Holly berries, poinsettia and mistletoe can all be poisonous to pets – ensure all these plants are high up out of reach and pick up any berries or fallen leaves off the floor and out of curious pet’s mouths!
Bones can be very dangerous if fed to pets, especially cooked bones, as they can splinter and cause massive internal damage. Do not be tempted to treat your pet with turkey bones this Christmas – they are just to brittle and small.
DECORATIONS & WRAPPING:
Take care to supervise your pets around wrapping paper, decorations and presents. These can pose a risk of poisoning or chocking incidents, and may even get stuck in the stomach or intestines. All of these are life threatening. Try to keep smaller items out of reach, eg. keep baubles off the lower branches of your tree, make sure batteries are in a cupboard.
GRAPES, RAISINS & SULTANAS:
The above are all toxic to your pet. Therefore please take care with mince pies, Christmas cake and pudding and anything else with these ingredients. other food items that can be dangerous to your pet include onions and garlic, peanuts and macadamia nuts. If in doubt, just stick to your pet’s normal diet and either give them pet treats if you feel the need, or save a bit of their main meals to give them as treats.
Alcohol, especially if sweet, can be very palatable to pets. Ensure alcohol is not left around where pets can reach it. This includes any food items, such as Christmas pudding, which may contain it.
The Christmas period can be a very busy one with friends and families coming and going from the home.

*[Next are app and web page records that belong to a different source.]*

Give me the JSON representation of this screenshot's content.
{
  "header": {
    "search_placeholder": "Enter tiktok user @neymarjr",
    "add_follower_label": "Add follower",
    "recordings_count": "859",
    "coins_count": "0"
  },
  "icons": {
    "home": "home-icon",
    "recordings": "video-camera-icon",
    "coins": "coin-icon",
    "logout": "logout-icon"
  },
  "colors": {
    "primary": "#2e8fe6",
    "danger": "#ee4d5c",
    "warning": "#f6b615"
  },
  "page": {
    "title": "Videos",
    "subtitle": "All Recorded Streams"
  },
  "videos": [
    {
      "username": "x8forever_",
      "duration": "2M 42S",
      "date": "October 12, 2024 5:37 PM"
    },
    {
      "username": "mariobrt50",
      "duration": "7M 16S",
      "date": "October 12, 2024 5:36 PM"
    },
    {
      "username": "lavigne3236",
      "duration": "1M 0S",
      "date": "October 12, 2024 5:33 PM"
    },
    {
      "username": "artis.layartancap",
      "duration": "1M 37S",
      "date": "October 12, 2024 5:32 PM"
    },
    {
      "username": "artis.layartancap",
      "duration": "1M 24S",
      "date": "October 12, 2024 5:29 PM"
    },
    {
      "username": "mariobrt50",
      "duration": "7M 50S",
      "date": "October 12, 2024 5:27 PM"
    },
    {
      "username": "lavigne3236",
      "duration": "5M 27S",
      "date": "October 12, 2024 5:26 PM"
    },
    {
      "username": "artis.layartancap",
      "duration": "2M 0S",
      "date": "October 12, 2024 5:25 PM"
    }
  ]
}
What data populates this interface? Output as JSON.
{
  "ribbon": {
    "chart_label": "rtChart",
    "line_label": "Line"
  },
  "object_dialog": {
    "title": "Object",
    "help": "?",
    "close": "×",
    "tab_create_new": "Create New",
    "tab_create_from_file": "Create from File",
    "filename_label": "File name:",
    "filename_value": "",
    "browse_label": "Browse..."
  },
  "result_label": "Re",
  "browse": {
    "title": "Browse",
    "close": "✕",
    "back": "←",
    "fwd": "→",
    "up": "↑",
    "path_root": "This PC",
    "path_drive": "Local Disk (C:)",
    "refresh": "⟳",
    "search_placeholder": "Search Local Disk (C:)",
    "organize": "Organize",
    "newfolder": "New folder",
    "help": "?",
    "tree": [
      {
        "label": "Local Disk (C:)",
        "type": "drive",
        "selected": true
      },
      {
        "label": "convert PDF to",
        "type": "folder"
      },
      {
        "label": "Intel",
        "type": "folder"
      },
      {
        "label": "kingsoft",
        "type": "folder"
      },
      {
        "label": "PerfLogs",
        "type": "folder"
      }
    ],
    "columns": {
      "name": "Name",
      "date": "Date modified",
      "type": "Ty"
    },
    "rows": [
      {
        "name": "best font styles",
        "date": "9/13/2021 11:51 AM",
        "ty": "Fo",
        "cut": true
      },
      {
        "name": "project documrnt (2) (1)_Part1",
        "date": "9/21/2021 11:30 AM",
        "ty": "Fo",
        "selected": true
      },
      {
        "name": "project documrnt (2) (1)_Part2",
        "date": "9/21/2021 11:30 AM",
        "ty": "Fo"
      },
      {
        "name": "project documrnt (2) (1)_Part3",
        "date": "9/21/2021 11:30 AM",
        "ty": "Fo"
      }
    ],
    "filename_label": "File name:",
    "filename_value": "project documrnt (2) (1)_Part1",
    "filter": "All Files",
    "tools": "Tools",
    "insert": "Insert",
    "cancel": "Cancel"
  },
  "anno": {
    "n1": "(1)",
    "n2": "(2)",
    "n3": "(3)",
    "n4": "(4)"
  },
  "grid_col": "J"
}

Be mindful that your pets may not be used to many people, or increased noises so make sure they have a safe, quiet place they can retreat to if necessary. We often hear the influx of the grandchildren into the home causes the cat to seek shelter under a bed and not come out – this is fine, the cat is utilising a coping mechanism to deal with a stressful situation – just make sure Tiddles has everything they need – food, water and litter tray within easy access from the hidey area (imagine having to run the gauntlet of many fearful things while needing the loo!). Dogs and cats benefit from artificial pheromones which are available as plug in diffusers – Adaptil and Feliway. Get these plugged in near your pet’s hide out and this will ease their stress levels.
We would strongly advise against choosing or buying an animal on impulse at Christmas. Pets should NEVER be given as a present. Taking on a pet is a big responsibility and something that legally requires duty of care. The cost of a healthy dog can be at least £1000 per year and a cat £700, factoring not just vet bills, but general feeding and activity enrichments aswell.
Small pets such as hamsters, guinea pigs and rabbits are often given as pets to children. This is not advisable as they still require careful husbandry and upkeep and can life for many years.
Finally, spare a thought for the animals that do not have a home this Christmas. At all our surgeries there are donation boxes for money, food, bedding and toys which are distributed between numerous animal charities in the Warwickshire area. These donated items and funds help these charities to function throughout the year against overwhelming numbers of abandoned animals. Please give if you can.
So a lot of things to be aware of, but please don’t be down heartened! We are just trying to avoid some of the common problems that can occur this time of year. If you are a client of ours and you are worried over the holidays when our surgeries are closed. Just call your local surgery and follow the message instructions on how to page our vet on call. They will be more than happy to talk to you if you are worried or arrange to see you on our Hillmorton or Leamington Spa surgeries.
Have a happy and safe Christmas and New Year! Enjoy yourselves and love your pets!